Top of INPUT MATERIAL
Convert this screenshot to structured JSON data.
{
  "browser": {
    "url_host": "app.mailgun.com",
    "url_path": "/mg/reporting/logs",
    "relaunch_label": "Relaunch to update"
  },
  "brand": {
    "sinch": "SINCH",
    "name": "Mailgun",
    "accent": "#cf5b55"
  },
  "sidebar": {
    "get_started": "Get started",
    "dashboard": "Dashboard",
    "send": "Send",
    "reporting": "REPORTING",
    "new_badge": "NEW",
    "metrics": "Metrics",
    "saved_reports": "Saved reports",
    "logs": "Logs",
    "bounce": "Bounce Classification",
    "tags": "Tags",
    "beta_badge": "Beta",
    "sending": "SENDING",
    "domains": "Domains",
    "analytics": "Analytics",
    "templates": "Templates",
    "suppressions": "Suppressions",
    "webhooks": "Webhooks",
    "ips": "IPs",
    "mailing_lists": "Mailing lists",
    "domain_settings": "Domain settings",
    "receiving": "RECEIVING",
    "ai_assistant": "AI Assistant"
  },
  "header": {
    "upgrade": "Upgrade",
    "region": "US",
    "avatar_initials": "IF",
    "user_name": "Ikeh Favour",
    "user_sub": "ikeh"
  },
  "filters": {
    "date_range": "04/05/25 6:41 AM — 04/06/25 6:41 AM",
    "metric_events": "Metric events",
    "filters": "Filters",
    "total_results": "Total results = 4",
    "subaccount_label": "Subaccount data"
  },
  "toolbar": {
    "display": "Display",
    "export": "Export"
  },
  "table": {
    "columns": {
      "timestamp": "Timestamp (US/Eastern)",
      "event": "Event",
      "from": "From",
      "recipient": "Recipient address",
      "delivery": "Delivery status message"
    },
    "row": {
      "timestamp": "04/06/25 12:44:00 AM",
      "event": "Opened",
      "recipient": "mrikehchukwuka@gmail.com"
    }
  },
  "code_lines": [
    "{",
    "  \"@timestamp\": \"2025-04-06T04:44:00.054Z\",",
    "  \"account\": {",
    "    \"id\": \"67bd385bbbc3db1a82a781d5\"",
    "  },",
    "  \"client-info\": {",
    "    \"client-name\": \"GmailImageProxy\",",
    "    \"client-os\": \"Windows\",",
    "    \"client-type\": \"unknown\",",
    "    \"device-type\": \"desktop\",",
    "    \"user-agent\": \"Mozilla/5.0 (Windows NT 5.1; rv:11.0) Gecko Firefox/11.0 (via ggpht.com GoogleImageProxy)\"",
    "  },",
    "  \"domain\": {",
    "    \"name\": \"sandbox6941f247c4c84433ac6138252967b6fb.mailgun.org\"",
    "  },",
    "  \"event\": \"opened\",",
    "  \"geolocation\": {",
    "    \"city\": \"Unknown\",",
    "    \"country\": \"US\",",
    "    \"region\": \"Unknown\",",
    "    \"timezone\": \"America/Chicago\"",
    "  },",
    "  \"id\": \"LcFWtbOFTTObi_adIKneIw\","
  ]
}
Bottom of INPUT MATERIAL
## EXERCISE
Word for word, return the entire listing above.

## OUTPUT FOR THIS EXERCISE
Convert this screenshot to structured JSON data.
{
  "browser": {
    "url_host": "app.mailgun.com",
    "url_path": "/mg/reporting/logs",
    "relaunch_label": "Relaunch to update"
  },
  "brand": {
    "sinch": "SINCH",
    "name": "Mailgun",
    "accent": "#cf5b55"
  },
  "sidebar": {
    "get_started": "Get started",
    "dashboard": "Dashboard",
    "send": "Send",
    "reporting": "REPORTING",
    "new_badge": "NEW",
    "metrics": "Metrics",
    "saved_reports": "Saved reports",
    "logs": "Logs",
    "bounce": "Bounce Classification",
    "tags": "Tags",
    "beta_badge": "Beta",
    "sending": "SENDING",
    "domains": "Domains",
    "analytics": "Analytics",
    "templates": "Templates",
    "suppressions": "Suppressions",
    "webhooks": "Webhooks",
    "ips": "IPs",
    "mailing_lists": "Mailing lists",
    "domain_settings": "Domain settings",
    "receiving": "RECEIVING",
    "ai_assistant": "AI Assistant"
  },
  "header": {
    "upgrade": "Upgrade",
    "region": "US",
    "avatar_initials": "IF",
    "user_name": "Ikeh Favour",
    "user_sub": "ikeh"
  },
  "filters": {
    "date_range": "04/05/25 6:41 AM — 04/06/25 6:41 AM",
    "metric_events": "Metric events",
    "filters": "Filters",
    "total_results": "Total results = 4",
    "subaccount_label": "Subaccount data"
  },
  "toolbar": {
    "display": "Display",
    "export": "Export"
  },
  "table": {
    "columns": {
      "timestamp": "Timestamp (US/Eastern)",
      "event": "Event",
      "from": "From",
      "recipient": "Recipient address",
      "delivery": "Delivery status message"
    },
    "row": {
      "timestamp": "04/06/25 12:44:00 AM",
      "event": "Opened",
      "recipient": "mrikehchukwuka@gmail.com"
    }
  },
  "code_lines": [
    "{",
    "  \"@timestamp\": \"2025-04-06T04:44:00.054Z\",",
    "  \"account\": {",
    "    \"id\": \"67bd385bbbc3db1a82a781d5\"",
    "  },",
    "  \"client-info\": {",
    "    \"client-name\": \"GmailImageProxy\",",
    "    \"client-os\": \"Windows\",",
    "    \"client-type\": \"unknown\",",
    "    \"device-type\": \"desktop\",",
    "    \"user-agent\": \"Mozilla/5.0 (Windows NT 5.1; rv:11.0) Gecko Firefox/11.0 (via ggpht.com GoogleImageProxy)\"",
    "  },",
    "  \"domain\": {",
    "    \"name\": \"sandbox6941f247c4c84433ac6138252967b6fb.mailgun.org\"",
    "  },",
    "  \"event\": \"opened\",",
    "  \"geolocation\": {",
    "    \"city\": \"Unknown\",",
    "    \"country\": \"US\",",
    "    \"region\": \"Unknown\",",
    "    \"timezone\": \"America/Chicago\"",
    "  },",
    "  \"id\": \"LcFWtbOFTTObi_adIKneIw\","
  ]
}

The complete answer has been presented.